* [Directions]
Check each line of the records below and collect those holding "File".

** Opening Listed records block **

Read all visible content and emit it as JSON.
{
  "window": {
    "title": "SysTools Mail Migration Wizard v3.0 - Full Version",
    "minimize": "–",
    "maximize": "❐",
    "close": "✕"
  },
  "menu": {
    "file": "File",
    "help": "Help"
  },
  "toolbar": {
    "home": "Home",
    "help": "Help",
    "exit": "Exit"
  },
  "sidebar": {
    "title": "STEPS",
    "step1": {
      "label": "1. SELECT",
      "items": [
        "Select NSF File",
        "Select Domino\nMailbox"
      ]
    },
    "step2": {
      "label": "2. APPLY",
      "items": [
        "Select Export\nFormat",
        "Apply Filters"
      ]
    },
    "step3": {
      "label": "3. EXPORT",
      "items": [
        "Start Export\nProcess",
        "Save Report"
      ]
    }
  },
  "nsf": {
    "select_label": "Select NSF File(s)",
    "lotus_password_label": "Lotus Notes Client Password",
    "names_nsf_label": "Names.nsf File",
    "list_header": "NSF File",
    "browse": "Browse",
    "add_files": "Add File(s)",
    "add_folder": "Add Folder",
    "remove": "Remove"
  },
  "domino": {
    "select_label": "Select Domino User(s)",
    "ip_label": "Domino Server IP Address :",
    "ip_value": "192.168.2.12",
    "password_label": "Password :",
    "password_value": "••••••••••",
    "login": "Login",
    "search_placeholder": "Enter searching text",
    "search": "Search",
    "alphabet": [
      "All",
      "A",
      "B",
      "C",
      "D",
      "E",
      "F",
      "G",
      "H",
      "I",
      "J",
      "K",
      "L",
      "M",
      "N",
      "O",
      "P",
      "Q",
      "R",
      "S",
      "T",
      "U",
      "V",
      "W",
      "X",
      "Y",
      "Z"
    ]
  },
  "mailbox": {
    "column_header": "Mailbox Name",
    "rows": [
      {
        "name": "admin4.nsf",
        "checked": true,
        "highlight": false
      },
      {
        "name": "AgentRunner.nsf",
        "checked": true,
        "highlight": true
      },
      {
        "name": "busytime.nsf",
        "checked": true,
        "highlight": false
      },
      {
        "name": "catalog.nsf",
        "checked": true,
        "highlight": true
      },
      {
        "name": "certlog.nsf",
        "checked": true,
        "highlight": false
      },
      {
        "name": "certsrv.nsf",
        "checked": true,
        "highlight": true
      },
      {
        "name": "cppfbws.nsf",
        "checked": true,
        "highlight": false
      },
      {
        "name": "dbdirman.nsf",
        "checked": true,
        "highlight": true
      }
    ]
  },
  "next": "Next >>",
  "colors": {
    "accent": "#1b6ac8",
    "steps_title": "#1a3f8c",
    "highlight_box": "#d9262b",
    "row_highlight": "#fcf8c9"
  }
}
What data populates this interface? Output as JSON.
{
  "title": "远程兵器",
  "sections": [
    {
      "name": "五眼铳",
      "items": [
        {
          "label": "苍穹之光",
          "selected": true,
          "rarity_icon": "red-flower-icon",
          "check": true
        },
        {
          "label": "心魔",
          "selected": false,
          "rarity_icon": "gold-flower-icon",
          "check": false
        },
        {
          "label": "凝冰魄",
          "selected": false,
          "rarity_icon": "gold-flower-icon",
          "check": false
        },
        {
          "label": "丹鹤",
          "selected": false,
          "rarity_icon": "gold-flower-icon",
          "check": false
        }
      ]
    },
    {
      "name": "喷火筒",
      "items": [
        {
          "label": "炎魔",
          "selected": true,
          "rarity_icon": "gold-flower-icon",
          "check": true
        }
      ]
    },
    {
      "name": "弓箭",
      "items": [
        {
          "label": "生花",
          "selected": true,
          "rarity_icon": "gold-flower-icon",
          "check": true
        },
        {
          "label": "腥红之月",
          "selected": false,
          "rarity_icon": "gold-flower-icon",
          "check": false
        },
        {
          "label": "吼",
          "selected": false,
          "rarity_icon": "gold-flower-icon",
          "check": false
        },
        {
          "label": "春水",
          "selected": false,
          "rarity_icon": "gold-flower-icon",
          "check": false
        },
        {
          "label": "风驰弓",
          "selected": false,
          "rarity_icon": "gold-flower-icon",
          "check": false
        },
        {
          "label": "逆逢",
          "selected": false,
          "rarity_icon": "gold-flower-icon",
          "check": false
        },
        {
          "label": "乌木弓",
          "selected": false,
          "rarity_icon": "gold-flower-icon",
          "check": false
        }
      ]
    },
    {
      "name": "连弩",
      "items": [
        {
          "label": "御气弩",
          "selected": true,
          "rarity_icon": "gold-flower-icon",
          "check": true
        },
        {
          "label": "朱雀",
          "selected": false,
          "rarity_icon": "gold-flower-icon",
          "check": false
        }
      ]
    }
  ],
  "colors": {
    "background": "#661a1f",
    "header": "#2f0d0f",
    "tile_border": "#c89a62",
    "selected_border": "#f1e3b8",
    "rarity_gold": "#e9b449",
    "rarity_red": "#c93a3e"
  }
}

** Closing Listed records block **

* [Result]
    "file": "File",
        "Select NSF File",
    "select_label": "Select NSF File(s)",
    "names_nsf_label": "Names.nsf File",
    "list_header": "NSF File",
    "add_files": "Add File(s)",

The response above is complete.